Can air purifier make breathing worse?
Some air purifiers produce a type of gas called ozone. Be sure to avoid these products. The ozone can irritate your lungs and make your asthma worse.
How long should I run my air purifier?
How Long Should You Run An Air Purifier. At least 12 hours a day but for the best result, we recommend keeping your air purifier running 24 hours a day as dust and airborne particles will circulate nonstop throughout the day.
Can HEPA filters make you sick?
The fact is that HEPA filters when used correctly will not make you sick. HEPA filters in Air Purifiers specifically have a very very low chance of impacting your health negatively.
Should you leave an air purifier on all the time?
Since air pollution is a pervasive and continuous problem, it’s best to leave your air purifier on all day. There are no perceived drawbacks to keeping your unit running all the time, and if the filters are changed on time it can help to reduce pollutants in the home.
Do air purifiers help breathing?
Many of the potential benefits of using an air purifier are related to your lungs, particularly for conditions such as asthma. “By filtering out fine particles, purifiers help clean the air you breathe and lessen the potential negative effects of pollution,” says Dr. Taliercio.
Do air purifiers work for Covid?

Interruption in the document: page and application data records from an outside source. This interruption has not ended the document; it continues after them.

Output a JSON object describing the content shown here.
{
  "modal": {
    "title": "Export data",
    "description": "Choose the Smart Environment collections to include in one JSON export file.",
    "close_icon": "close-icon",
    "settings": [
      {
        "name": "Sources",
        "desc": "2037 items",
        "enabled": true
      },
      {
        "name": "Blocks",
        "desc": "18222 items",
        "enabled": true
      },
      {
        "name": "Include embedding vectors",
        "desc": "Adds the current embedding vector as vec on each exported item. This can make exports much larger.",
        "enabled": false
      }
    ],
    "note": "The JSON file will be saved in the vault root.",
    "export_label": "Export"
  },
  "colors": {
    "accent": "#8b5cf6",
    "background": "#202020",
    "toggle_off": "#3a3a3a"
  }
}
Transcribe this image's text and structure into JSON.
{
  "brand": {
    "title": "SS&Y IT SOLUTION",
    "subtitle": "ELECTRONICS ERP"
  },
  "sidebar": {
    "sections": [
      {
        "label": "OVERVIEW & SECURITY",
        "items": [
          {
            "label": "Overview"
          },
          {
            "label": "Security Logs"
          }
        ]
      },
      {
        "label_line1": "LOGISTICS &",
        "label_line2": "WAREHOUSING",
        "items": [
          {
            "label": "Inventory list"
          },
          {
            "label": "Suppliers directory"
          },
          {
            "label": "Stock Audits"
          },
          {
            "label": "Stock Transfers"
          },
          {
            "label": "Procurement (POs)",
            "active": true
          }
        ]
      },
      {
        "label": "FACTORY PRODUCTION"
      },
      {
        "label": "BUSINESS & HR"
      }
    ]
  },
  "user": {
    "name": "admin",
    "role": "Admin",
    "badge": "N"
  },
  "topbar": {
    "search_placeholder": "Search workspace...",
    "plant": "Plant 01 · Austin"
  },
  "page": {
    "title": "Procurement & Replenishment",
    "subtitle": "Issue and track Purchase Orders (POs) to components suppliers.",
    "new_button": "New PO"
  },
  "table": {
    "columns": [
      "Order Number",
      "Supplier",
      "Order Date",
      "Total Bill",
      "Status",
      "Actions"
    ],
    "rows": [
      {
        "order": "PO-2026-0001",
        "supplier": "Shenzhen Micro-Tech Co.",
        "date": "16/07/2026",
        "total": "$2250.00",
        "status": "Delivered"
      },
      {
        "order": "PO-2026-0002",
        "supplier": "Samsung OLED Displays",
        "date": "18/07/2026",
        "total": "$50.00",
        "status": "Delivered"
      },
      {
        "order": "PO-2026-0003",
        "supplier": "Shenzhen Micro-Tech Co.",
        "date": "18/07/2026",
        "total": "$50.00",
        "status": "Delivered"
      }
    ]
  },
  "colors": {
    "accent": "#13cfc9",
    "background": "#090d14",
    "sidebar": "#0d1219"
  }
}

Portable air cleaners and HVAC filters can reduce indoor air pollutants, including viruses, that are airborne. By themselves, portable air cleaners and HVAC filters are not enough to protect people from the virus that causes COVID-19.